Following on from the discussion last week on twitter about paid/unpaid internships in performance analysis, Paul Brand (Head of Performance Analysis at Blackburn Rovers) wanted to offer his thoughts on the Blackburn’s Internship Programme. I sat down with him earlier this week and asked him to explain the scheme at Blackburn and to get an idea of how successful or otherwise it has been.
RC: How long have you been running your internship programme?
PB: We are now entering our 4th season of utilising interns to enhance our First Team Performance Analysis Department here at Blackburn Rovers Football Club.
RC: How many interns have you had in that time?
PB: Over the last 3-4 years, we’ve had 8 interns in total work within the department. For us, having this internship agreement in place has allowed us to expand the department from 3 people to 5 and as a result, provide a more comprehensive analysis service to the staff and players at Blackburn Rovers.
Of the 8 interns that have worked in the department, 6 have now left the club and we have 2 currently in place.
RC: Can you give me an idea of your internship programme this season?
PB: Our current programme is a 2-year internship. The intern works the first season without payment (no expenses provided) with a payment then provided in the second season. I won’t disclose the figure of this 2nd season payment but while it isn’t a large amount of money; we feel it strikes the correct balance in rewarding the intern, sustaining them personally through their second season and ensuring that we can keep these talented young analysts for more than one season. In the first 2 seasons of utilising interns, we did provide expenses as it was only a 1-season agreement. What we found was that once the club were providing expenses, it was hard thereafter to provide an additional payment to a 2nd season intern. The reason to provide nothing in the way of payment/expenses in the first season and then providing a considerable payment in the second season came as a result of this. This agreement is working for us and both the past and current interns have been happy with these agreements.
RC: What type of hours are the interns required to work?
PB: When recruiting, we first of all communicate this plan with any potential intern thus making sure that anyone willing to commit themselves to our club for 2 years is fully aware of the financial rewards. The interns are provided with breakfast and lunch free of charge and do receive initialled training kit and all of the relevant clothing required to work outside and travel with the team. They are generally required to work Mon-Fri (8:30am-5:00pm) although we do utilise them at weekends on match days, also sometimes late at night for both first team and reserve team fixtures. Our interns have been required to travel with the teams, stay in the hotels and be completely responsible for the entire analysis process whilst away.

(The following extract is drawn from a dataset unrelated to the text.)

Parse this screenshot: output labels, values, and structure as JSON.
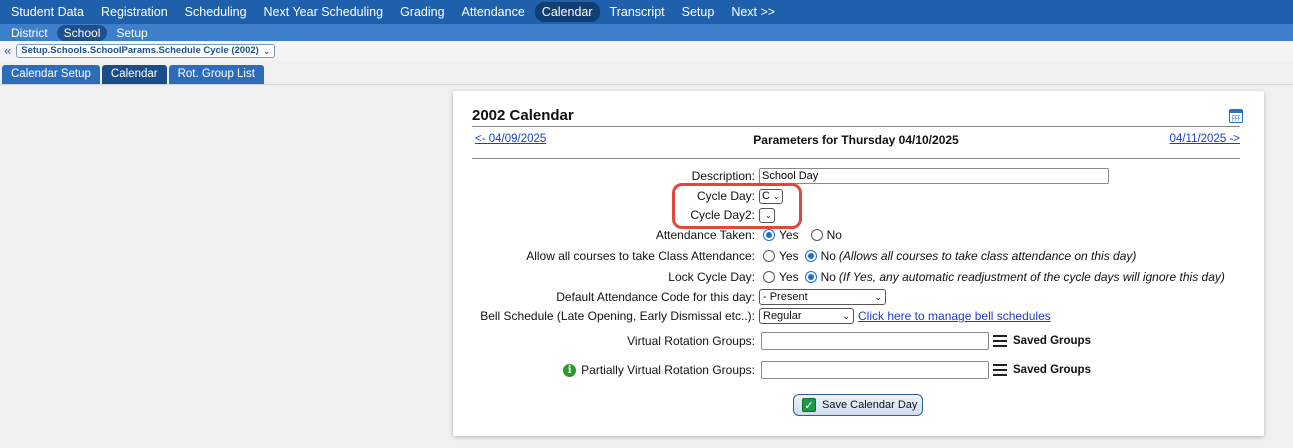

We try and strike a balance of providing them with all of the experience possible during the 2 years whilst allowing flexibility in days/time off to work and earn themselves money from their part-time jobs.
RC: What responsibility does a 2nd year intern have?
PB: Our current 2nd year intern is assigned to our U21 (Reserve) team. Allowing the intern this level of responsibility with one team is essential in improving their skills and experience to a level that will then make them a top candidate when applying for full time positions once the 2 years are up. This point has recently been proven with the intern, who covered our U21 team last year, having recently being offered several full time and salaried positions during the close season.
RC: Are many of the interns you’ve had over the last 3/4 years still working as Performance Analysts?
PB: Of the 8 interns who have worked in the department, apart from the 2 we currently have (one first year and one second year), 5 of the other 6 are now currently full-time, salaried employees within Premier League and Championship clubs with the other currently completing a Masters degree at University. It’s worth noting that all of these interns only completed one season as an intern and therefore never received any payment from the club with 5 of the 6 receiving travel expenses only.
RC: That’s a great conversion rate.
PB: This level of success reflects well on both the individuals and the club. This level of employment rate coming out of our internship shows that although none of these interns received any payment during their time here, what they learned and the experience they gained has been crucial in securing them full time employment within professional football clubs.
RC: Have you any other thoughts on the paid v’s unpaid discussion?
PB: If as a club we were in the position to provide 5 salaries and therefore have 5, full time, salaried members of staff within the department then this would be the ideal scenario. That isn’t possible however hence the reason to utilise interns. While I don’t think its right to take advantage of people willing to work for little or no payment, what we provide here at Blackburn Rovers is an education and the experience to then gain employment within the industry. In my opinion, if an intern is to be utilised to the benefit of the club, then the relationship must be 2-way and an education, the relevant experience and also help finding full-time employment should be provided.